I received an invite for canapés and drinks for a 2 hour evening event a 4-hour drive from my office. As much as I’m partial to a canapé and a glass of champagne, I’m afraid that the 8 hour round trip (not mentioning the inability to indulge in more than 1 glass as I’d be driving) is off the scale in terms of its unsuitability to my busy schedule. I’m afraid not only do I decline such invitations, but it goes against that venue (as I mark said venue as rather scattergun in approach). Unsure of their target market and therefore probably unlikely to be right for my discerning customers. I know I’m not the only one who thinks this, as I talk to my wedding planning colleagues all the time about these approaches.
I urge you, as progressive venues, to really fine-tune who your target market is first and devise your events programme and invitations accordingly. If your strategy does involve targeting wedding planners and their clients (a good move particularly if you want to offer weekend weddings, blank canvas weddings or those with a luxury element), then you need to look closely at who they are, where they are based and give them a compelling reason to break from their busy diary and give you their time.
The full experience
You need to host something that truly allows them to experience all that you have to offer – this might well be fine to host a dinner or a lunch if your guest list is relatively local but if you’ve got a country setting and are wanting to tap into the London and/or destination market – generally an overnight stay, dinner and breakfast is about right – 24 hours or thereabouts is enough time for a wedding planner to confidently see what you have to offer and work out if it’s right for their clients by tasting your food, experiencing your service, building a relationship with your key team members – all these things really matter to the planner serving a luxury client. You could look at hosting a small group event for a selection of wedding planners or invite them in one by one with the chance of bringing a partner or colleague if invites are on a one by one basis.
Time it well
Midweeks are great and usually preferred. I’d also suggest choosing your timings carefully – May to September can be tricky to get a healthy guest list on any day of the week as most planners are working flat out on event delivery from week to week over this time.
The right guest list
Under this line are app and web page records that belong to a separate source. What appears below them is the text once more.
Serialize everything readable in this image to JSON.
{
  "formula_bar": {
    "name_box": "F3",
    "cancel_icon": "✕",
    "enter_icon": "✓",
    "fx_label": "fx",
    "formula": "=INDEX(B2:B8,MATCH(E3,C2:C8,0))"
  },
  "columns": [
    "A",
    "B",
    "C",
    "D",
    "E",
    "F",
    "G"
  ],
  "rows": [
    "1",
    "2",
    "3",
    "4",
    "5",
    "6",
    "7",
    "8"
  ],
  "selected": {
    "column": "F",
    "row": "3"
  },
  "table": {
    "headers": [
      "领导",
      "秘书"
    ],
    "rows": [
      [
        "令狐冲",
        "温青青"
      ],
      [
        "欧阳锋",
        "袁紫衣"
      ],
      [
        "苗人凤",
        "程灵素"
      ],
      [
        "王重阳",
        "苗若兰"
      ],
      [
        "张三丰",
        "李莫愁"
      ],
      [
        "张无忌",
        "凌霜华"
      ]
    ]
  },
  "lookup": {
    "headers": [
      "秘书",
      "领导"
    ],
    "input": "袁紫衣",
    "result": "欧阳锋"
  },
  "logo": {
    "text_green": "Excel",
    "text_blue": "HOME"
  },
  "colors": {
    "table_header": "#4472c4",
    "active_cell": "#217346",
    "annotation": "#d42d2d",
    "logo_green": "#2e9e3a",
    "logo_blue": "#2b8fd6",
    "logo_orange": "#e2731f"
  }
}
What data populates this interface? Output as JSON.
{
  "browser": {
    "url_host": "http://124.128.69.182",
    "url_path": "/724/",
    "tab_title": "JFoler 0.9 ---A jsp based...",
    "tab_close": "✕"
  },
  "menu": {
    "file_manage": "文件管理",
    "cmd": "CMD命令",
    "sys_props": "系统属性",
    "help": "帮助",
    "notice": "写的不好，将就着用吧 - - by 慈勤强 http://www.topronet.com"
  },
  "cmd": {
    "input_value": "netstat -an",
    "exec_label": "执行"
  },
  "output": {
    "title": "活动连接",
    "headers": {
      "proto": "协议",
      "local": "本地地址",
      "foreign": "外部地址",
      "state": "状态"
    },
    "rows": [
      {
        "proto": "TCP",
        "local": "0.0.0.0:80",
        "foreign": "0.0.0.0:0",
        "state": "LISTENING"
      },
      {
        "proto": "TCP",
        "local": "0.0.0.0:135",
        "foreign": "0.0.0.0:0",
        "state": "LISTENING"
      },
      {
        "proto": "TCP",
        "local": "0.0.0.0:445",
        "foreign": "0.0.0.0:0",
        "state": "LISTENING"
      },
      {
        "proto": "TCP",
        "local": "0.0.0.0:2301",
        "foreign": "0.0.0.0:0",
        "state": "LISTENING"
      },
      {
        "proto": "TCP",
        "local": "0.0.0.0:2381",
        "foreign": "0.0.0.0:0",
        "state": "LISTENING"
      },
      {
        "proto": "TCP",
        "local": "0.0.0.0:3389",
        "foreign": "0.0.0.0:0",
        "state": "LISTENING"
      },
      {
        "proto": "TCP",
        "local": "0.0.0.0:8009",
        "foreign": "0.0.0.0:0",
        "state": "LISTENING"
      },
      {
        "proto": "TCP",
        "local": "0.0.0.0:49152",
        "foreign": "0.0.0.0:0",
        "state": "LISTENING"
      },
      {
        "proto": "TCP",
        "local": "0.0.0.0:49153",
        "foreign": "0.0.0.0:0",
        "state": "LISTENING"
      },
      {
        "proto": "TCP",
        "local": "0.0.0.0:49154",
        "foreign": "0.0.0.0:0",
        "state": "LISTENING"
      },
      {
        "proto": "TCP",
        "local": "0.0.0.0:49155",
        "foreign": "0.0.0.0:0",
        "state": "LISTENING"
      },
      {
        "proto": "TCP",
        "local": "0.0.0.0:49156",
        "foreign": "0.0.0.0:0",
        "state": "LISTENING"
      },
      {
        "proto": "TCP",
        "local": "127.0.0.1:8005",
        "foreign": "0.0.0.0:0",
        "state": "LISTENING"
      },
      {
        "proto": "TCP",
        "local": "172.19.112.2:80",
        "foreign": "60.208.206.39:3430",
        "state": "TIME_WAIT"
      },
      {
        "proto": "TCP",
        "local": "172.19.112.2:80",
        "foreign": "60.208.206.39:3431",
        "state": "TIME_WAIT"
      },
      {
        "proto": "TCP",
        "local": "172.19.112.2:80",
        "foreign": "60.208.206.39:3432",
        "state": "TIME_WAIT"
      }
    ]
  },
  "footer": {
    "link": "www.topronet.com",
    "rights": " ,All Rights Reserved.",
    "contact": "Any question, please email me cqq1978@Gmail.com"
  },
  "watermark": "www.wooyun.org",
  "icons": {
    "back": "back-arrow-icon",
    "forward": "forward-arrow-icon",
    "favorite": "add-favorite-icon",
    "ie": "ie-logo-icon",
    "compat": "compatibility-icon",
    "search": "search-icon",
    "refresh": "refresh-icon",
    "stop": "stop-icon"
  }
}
My final tip here is to choose your target list wisely – do look closely at the sort of weddings the planner regularly organises, as featured on their gallery and social media and look at what style they are passionate about and if that’s a good match for you. Targeting the right planners who are likely to have the right couples for your venue is better than having volume of the wrong people headed your way (I’m always about quality over quantity in everything that I do).
It can be rather hard to tell who does what and it’s certainly time-consuming, particularly if this is a new sector of the industry you’re investing in and you have a million other tasks to attend to.
If you need help in getting to the absolutely perfect guest list for showcasing your venue to independent wedding planners, then this is something I do very successfully for my venue clients.
You can read more here about how this service works here.
Image credits: Motorway Congestion – Auto Express // Train Journey – My News Desk // Long Road – Flickr/Alan Amati via If The Devil Had Menopause // Wedding Planner Event – Kate Nielen // Wedding Planner Event Collage – Kate Nielen // Canapes – Sunninghill Weddings // Drinks and Canapes – Delicious Magazine // Champagne – Carriages Events // Women Waiting for Train – BT.com // Kelly with Bride – Pippa Mackenzie